● **TASK ITEM**
Keep the pictures out of the copy and repeat the records exactly.

● **DATASET**

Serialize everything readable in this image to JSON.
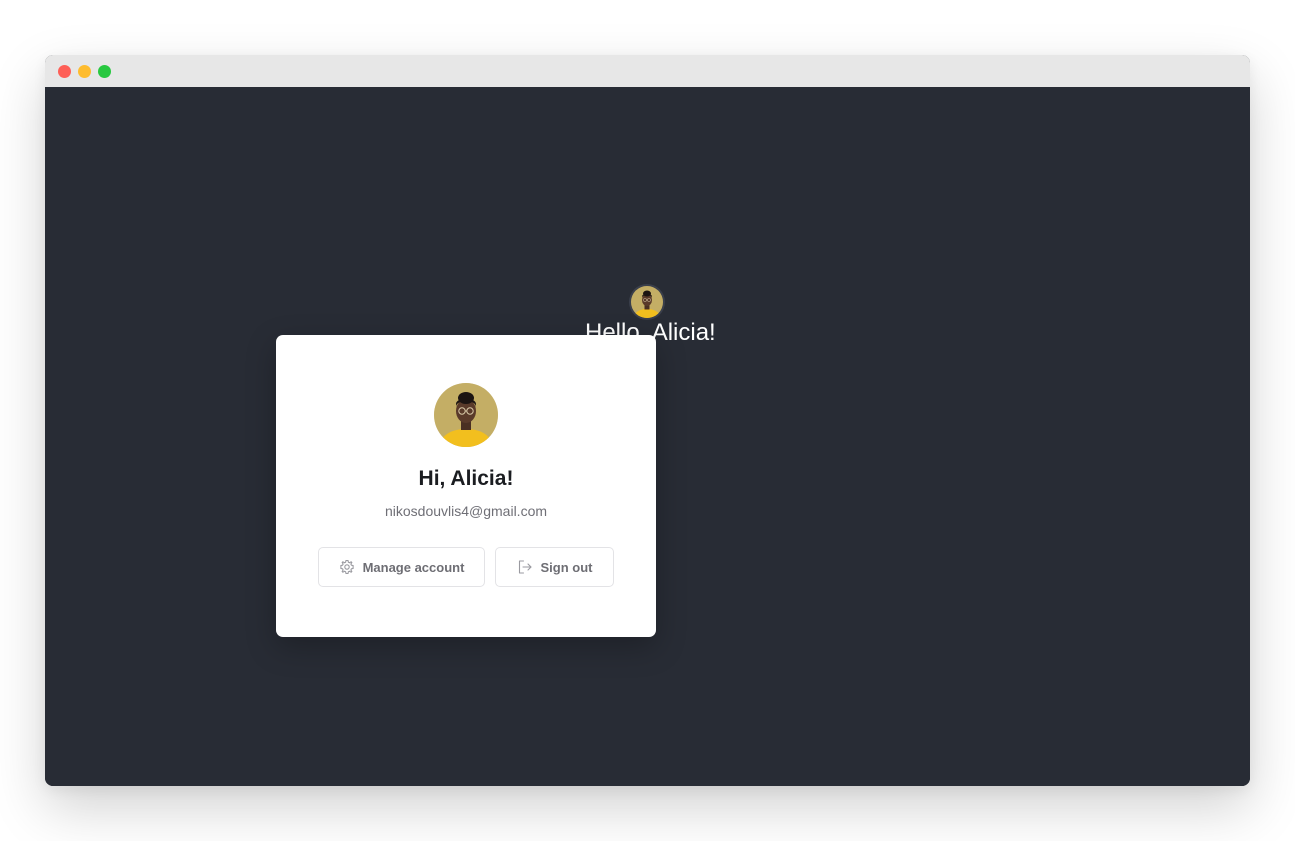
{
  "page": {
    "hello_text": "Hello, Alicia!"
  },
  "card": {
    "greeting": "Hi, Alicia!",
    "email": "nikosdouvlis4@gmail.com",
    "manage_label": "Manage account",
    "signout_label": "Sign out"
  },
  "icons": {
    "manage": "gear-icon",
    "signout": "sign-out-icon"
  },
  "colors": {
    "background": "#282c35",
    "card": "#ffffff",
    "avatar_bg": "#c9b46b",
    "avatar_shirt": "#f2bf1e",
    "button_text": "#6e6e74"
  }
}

● **WRITTEN ANSWER**
Serialize everything readable in this image to JSON.
{
  "page": {
    "hello_text": "Hello, Alicia!"
  },
  "card": {
    "greeting": "Hi, Alicia!",
    "email": "nikosdouvlis4@gmail.com",
    "manage_label": "Manage account",
    "signout_label": "Sign out"
  },
  "icons": {
    "manage": "gear-icon",
    "signout": "sign-out-icon"
  },
  "colors": {
    "background": "#282c35",
    "card": "#ffffff",
    "avatar_bg": "#c9b46b",
    "avatar_shirt": "#f2bf1e",
    "button_text": "#6e6e74"
  }
}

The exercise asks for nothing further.